Are you ready to step up as a spokesperson?

 

Change Pews (and Perspectives)!

By Katherine Kerr, APR

Every Sunday my curmudgeonly great uncle and my great aunt got up an hour and a half early to get the prime parking space at their church, the handicapped spot right next to the sanctuary entrance. The space one over, or two over, wasn’t good enough (we’re talking 6-8 feet for heaven’s sake!). If someone beat him to “their” space he would grumble all day.

Even worse, though, was if somebody was sitting in “their” place in “their” pew. In most churches, there are no assigned seats or reserved spots. But if you go week after week, you see the same folks sitting in the same places. And if someone new has the audacity to inadvertently sit in someone’s seat, it tends to cause a shift in the universe. Or so you would think.

The same phenomenon happens in the workplace. You see employees occupy the same seats during staff meetings. Occasionally, I would break ranks and sit on the opposite side of the table or room. Or, shift from the front to the back, or a combination of the two. That decision would cause a bit of stir, often accompanied with jokes about going to the “dark side.”

… if someone new has the audacity to inadvertently sit in someone’s seat, it tends to cause a shift in the universe. Or so you would think.

That small change would mean I’d learn that the staff member I thought was diligently responding to emails was really playing Candy Crush on her phone or checking out the latest pics of the grandkids. Or the person scribbling away wasn’t taking notes, but instead was doodling three-dimensional boxes.

Changing places not only gave me a different view in the meetings, it also gave me opportunities to build relationships with colleagues I didn’t usually sit by in these gatherings.

At professional development and networking meetings, people from the same company or agency tend to sit together at a table.

Recently I was at a professional association meeting in which five people from the same department at a company sat together at an eight-top. Other than cursory introductions, I didn’t have a conversation with any of them.
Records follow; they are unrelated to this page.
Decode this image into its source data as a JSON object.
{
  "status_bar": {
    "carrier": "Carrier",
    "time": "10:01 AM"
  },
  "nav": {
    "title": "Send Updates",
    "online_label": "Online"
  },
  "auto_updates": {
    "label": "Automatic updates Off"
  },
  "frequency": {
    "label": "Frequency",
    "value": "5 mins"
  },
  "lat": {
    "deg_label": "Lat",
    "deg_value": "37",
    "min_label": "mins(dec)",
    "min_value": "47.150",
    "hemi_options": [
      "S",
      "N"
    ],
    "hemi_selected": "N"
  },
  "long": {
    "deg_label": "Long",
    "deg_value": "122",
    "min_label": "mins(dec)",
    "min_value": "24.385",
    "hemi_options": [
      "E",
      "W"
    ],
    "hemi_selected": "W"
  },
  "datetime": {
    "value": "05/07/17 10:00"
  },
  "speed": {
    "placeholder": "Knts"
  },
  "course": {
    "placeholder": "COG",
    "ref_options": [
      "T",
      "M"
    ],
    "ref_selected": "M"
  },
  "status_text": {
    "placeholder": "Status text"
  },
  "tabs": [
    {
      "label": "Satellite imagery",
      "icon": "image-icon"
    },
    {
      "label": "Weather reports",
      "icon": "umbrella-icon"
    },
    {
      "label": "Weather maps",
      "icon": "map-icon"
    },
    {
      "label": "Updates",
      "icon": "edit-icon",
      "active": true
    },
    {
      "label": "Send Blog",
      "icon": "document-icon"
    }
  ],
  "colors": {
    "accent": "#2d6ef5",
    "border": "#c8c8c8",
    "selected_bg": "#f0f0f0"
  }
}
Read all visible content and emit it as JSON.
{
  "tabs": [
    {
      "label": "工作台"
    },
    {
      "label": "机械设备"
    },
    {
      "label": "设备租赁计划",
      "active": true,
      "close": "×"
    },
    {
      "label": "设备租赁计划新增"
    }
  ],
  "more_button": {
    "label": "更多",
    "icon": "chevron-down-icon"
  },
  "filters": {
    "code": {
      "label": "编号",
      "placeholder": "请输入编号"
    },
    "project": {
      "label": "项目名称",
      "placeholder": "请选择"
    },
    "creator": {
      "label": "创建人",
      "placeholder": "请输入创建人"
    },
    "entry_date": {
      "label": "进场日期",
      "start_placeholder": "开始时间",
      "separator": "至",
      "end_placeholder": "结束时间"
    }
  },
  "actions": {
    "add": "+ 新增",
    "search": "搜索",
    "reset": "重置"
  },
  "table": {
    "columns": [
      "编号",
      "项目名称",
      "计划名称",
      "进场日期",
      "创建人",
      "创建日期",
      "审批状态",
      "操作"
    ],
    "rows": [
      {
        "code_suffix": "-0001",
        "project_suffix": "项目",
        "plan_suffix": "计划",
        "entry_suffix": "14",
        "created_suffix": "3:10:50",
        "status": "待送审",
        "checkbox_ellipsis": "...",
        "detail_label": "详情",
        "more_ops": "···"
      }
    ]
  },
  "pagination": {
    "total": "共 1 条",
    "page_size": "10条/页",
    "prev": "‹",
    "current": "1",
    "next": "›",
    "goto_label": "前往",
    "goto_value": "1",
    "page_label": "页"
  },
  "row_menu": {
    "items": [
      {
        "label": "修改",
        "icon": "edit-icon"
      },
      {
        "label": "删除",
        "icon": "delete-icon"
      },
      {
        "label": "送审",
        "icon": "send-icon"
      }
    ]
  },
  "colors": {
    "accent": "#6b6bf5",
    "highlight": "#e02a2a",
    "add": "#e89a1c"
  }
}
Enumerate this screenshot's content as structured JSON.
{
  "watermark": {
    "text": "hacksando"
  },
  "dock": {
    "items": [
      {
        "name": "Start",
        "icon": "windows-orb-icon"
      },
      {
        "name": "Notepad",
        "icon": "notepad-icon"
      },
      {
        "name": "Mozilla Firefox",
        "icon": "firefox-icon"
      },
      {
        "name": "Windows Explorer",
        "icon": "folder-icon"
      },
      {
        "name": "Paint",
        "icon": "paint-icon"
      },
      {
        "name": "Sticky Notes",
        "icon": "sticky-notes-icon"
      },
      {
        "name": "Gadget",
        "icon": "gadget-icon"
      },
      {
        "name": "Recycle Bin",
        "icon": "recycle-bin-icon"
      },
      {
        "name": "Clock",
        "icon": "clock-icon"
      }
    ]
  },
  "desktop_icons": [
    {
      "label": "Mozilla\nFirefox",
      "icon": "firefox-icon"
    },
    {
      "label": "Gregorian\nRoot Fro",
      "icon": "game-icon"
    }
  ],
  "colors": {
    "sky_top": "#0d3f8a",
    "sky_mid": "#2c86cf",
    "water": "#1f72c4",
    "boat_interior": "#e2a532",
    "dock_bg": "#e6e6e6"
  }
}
Throughout the lunch they talked among themselves, which not only is rude but defeats the primary purpose of such meetings, which is to get to know other colleagues in your field.

When I supervised a staff of three (plus an intern on occasion), I had a rule that we were not to sit together at these outside meetings. We represented a nonprofit agency and our role as communicators was to increase awareness of our brand and the services we provided. Staff members understood that talking up our agency was part of their jobs at the rubber chicken lunches.

As a small business owner, I intentionally look to sit with people I don’t know so I can build my brand and seek out the types of clients I serve. Why pay for an overpriced lunch or a training session if you don’t meet new people? Making quickie introductions and exchanging cards on the way out the door is much less effective than actually getting to know someone during the program.

Why pay for an overpriced lunch or a training session if you don’t meet new people?

I heard of a pastor, who was a disrupter before the label became ubiquitous, preached in one of those multi-functional spaces where there were no pews bolted the floor. Rather, chairs were set up in rows and a pulpit rolled out to the “front” of the worship space.

One day at the beginning of the service, he rolled the pulpit to the back of the room and instructed everyone to turn their chairs around. This provided a new perspective for both the pastor and the congregants. Those who clung to the back row were now nearly face to face with the pastor. People who were normally behind certain parishioners were now in front of them. Instead of being on the right side of the room, they now had a left-side angle on the action.

Not only did the pastor shake things up, he forced people into a new way of seeing the service and created opportunities for new interactions.

I get that it is fun to catch up with your friends and is less threatening to sit with people you know. And, it can be enlightening if you choose to be bold, be smart and, despite what your parents told you, it’s okay to talk to strangers.